> [Material to process]:
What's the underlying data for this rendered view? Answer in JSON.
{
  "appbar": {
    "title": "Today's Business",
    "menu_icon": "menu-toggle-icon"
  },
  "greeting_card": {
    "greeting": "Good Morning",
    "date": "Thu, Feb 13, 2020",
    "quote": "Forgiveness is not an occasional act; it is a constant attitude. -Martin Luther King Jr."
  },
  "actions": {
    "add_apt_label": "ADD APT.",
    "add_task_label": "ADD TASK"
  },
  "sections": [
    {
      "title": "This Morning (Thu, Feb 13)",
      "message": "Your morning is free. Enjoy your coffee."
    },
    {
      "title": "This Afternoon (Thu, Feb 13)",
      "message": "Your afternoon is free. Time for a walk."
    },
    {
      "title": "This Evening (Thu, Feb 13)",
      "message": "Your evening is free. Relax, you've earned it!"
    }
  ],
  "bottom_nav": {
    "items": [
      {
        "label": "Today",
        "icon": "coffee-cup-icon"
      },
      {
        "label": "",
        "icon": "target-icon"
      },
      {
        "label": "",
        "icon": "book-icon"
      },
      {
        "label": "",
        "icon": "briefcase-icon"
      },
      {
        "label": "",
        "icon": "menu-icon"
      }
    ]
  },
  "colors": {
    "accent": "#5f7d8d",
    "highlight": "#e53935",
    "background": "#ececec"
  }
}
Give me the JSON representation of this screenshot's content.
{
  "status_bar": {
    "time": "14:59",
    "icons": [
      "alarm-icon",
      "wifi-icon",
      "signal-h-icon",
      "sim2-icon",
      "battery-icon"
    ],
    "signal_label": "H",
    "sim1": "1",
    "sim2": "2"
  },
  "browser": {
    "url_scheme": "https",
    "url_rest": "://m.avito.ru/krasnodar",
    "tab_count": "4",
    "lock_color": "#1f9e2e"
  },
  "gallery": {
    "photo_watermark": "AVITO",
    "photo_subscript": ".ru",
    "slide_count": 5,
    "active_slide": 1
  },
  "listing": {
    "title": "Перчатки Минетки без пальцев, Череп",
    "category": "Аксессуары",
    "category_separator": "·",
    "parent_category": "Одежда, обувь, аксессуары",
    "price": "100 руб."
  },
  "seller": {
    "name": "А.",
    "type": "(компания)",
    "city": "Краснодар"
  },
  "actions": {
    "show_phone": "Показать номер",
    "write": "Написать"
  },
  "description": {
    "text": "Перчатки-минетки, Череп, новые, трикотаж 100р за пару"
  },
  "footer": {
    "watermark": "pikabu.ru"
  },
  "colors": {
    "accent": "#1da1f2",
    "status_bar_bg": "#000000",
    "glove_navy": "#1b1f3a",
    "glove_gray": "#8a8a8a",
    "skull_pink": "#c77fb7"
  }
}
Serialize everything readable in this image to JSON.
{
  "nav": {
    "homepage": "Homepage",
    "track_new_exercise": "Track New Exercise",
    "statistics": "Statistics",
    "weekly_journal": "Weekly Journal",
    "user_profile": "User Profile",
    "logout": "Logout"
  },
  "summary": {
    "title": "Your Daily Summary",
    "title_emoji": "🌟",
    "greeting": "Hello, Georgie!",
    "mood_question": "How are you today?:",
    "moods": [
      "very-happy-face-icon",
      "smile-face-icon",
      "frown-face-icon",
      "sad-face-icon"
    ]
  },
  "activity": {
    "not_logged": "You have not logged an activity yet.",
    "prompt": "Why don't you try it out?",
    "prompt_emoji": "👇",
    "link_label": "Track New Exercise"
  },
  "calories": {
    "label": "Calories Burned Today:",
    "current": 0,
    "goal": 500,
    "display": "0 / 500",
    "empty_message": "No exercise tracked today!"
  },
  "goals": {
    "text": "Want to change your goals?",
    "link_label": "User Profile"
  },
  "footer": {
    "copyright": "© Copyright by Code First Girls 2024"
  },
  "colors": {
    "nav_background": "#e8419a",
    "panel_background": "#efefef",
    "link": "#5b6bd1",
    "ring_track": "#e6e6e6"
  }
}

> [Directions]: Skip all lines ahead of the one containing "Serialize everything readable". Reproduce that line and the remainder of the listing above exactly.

> [Exercise result]:
Serialize everything readable in this image to JSON.
{
  "nav": {
    "homepage": "Homepage",
    "track_new_exercise": "Track New Exercise",
    "statistics": "Statistics",
    "weekly_journal": "Weekly Journal",
    "user_profile": "User Profile",
    "logout": "Logout"
  },
  "summary": {
    "title": "Your Daily Summary",
    "title_emoji": "🌟",
    "greeting": "Hello, Georgie!",
    "mood_question": "How are you today?:",
    "moods": [
      "very-happy-face-icon",
      "smile-face-icon",
      "frown-face-icon",
      "sad-face-icon"
    ]
  },
  "activity": {
    "not_logged": "You have not logged an activity yet.",
    "prompt": "Why don't you try it out?",
    "prompt_emoji": "👇",
    "link_label": "Track New Exercise"
  },
  "calories": {
    "label": "Calories Burned Today:",
    "current": 0,
    "goal": 500,
    "display": "0 / 500",
    "empty_message": "No exercise tracked today!"
  },
  "goals": {
    "text": "Want to change your goals?",
    "link_label": "User Profile"
  },
  "footer": {
    "copyright": "© Copyright by Code First Girls 2024"
  },
  "colors": {
    "nav_background": "#e8419a",
    "panel_background": "#efefef",
    "link": "#5b6bd1",
    "ring_track": "#e6e6e6"
  }
}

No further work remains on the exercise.